Symptoms: Affecting a wide variety of plants, including roses, beans, tomatoes and peppers, mosaic is a viral disease found in many gardens throughout the United States. The disease may be difficult to detect as symptoms look similar to several nutrient deficiencies. Look for yellow or green stripes or spots on foliage. Leaves may be wrinkled or curled, growth may be stunted and yields are greatly reduced. Infected fruit appears mottled and develops raised “warty” areas. It is often mishappen.
Mosaic virus overwinters on perennial weeds and is spread by insects that feed on them. Aphids, leafhoppers, whiteflies and cucumber beetles are common carriers of this disease.
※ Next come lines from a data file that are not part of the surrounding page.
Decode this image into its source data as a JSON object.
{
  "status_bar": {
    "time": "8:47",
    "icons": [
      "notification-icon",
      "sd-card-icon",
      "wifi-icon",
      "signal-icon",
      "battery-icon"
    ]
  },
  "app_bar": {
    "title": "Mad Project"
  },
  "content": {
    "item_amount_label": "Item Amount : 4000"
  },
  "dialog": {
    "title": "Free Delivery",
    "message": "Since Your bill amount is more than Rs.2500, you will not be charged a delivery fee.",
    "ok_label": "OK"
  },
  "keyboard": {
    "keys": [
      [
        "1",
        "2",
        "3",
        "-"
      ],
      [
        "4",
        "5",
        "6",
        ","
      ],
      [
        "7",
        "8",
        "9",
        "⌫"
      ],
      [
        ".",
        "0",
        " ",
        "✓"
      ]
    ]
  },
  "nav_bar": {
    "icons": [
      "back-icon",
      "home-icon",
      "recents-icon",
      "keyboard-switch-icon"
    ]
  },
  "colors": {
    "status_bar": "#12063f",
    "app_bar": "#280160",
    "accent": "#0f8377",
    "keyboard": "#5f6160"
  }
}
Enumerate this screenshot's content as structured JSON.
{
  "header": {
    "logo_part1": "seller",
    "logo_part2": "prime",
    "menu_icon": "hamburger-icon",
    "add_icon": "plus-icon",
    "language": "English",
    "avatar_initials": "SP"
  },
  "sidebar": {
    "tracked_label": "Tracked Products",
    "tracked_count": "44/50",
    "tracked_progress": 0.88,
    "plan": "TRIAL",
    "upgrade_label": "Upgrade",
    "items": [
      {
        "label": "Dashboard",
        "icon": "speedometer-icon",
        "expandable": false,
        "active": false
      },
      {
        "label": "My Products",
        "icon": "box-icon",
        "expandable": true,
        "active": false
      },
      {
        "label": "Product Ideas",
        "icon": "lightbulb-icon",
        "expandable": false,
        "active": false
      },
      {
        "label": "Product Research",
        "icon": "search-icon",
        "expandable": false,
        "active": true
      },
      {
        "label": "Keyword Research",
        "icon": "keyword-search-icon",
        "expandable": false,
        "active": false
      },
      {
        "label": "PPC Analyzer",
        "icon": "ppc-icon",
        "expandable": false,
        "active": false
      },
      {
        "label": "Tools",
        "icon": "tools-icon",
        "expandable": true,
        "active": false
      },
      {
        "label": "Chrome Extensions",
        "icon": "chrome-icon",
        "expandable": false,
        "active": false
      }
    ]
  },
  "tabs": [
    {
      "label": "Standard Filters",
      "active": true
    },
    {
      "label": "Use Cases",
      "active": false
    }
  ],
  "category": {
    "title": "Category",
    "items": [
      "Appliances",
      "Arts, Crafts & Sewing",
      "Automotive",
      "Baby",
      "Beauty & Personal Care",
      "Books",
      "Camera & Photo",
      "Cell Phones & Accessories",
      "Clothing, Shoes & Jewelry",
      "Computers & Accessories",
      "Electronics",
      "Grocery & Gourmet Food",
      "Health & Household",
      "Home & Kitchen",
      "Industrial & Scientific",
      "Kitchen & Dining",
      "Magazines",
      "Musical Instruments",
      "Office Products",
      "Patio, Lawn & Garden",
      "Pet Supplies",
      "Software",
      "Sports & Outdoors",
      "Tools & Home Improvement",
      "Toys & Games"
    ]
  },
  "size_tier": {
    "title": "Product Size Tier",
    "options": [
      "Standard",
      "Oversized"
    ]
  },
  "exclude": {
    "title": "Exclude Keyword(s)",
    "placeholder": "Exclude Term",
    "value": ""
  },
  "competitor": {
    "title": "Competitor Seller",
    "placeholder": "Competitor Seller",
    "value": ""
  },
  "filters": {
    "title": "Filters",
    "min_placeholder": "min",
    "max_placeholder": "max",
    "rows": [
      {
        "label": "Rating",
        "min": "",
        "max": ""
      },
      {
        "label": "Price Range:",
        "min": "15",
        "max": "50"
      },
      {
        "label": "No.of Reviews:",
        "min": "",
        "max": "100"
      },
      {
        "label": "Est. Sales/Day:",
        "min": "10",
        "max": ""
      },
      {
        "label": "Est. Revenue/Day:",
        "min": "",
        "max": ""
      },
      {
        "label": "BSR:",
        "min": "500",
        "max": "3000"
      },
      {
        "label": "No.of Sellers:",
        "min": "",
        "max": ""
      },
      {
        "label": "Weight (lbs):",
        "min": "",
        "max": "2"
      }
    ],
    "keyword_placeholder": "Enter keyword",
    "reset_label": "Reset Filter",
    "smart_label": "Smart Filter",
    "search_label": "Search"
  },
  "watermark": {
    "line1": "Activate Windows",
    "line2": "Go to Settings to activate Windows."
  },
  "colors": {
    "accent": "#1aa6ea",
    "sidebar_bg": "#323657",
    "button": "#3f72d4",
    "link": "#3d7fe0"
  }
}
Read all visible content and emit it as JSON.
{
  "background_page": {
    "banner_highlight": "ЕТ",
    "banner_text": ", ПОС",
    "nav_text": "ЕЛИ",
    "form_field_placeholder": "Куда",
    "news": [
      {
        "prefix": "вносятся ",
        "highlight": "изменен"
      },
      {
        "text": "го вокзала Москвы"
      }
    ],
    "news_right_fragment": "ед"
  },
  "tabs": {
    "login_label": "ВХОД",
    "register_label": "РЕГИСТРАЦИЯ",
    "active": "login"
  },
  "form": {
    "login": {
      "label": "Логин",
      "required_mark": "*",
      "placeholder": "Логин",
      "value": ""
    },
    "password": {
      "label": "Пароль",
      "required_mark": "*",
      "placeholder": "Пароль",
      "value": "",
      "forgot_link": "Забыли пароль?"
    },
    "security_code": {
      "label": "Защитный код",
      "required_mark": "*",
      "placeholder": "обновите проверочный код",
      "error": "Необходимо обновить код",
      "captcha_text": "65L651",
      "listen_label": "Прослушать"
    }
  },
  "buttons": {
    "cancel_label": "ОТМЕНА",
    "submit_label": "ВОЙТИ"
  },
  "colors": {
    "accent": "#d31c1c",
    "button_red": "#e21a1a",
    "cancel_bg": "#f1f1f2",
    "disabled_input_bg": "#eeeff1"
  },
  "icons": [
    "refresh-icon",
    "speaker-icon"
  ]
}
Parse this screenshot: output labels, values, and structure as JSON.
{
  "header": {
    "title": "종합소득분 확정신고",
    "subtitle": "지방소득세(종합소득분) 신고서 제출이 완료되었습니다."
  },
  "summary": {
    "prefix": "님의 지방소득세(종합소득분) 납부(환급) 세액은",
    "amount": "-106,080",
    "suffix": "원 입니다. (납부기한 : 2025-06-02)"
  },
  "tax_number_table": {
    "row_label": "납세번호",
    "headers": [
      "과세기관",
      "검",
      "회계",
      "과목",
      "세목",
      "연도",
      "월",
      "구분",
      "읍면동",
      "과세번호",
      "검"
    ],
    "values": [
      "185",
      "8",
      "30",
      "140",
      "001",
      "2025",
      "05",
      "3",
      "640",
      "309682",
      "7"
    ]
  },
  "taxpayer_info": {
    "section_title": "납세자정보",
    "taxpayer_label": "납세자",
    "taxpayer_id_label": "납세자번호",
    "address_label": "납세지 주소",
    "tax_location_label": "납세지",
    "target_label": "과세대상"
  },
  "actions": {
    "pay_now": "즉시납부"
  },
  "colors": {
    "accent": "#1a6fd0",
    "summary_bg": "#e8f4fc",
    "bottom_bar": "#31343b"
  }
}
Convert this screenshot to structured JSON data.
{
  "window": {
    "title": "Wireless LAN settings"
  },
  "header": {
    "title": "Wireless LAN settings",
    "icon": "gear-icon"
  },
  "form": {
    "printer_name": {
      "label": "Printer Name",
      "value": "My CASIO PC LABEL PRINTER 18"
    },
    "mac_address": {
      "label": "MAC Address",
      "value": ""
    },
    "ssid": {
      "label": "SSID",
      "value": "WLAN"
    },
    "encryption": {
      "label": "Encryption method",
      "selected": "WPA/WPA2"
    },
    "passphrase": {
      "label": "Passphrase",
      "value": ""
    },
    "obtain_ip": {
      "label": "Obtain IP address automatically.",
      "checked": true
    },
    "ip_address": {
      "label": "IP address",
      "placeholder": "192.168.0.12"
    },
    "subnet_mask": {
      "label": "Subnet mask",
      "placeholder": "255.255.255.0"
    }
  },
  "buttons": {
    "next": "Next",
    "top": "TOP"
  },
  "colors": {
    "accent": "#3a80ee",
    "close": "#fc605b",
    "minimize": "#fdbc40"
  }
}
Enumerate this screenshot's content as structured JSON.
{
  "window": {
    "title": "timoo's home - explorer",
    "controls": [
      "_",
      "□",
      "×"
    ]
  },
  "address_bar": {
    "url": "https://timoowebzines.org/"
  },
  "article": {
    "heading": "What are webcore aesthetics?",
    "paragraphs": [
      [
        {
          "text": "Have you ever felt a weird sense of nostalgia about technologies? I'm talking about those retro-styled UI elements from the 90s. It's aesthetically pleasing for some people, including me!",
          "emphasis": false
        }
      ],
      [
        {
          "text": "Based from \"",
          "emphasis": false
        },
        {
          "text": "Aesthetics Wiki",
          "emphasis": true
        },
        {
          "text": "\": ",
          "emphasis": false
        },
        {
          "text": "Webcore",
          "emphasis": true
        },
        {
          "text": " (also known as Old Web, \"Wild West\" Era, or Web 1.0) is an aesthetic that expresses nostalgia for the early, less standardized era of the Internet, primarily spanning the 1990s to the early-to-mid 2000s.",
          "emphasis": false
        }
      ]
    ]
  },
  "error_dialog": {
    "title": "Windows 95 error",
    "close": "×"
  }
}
Cuttings or divisions from infested plants will also carry the virus.
Control: There are no cures for viral diseases such as mosaic once a plant is infected. As a result, every effort should be made to prevent the disease from entering your garden. Choose resistant cultivars when available and spot treat with natural pest controls, such as insecticidal soap, and diatomaceous earth, to reduce the number of disease carrying insects. Floating row covers will keep pests off vulnerable crops and should be used until bloom. Remove all perennial weeds, using least-toxic herbicides, within at least 100 yards of your garden area. Avoid working in the garden during damp conditions (viruses are easily spread when plants are wet). Remove and destroy all infected plants.
Photo Credit: Michigan State University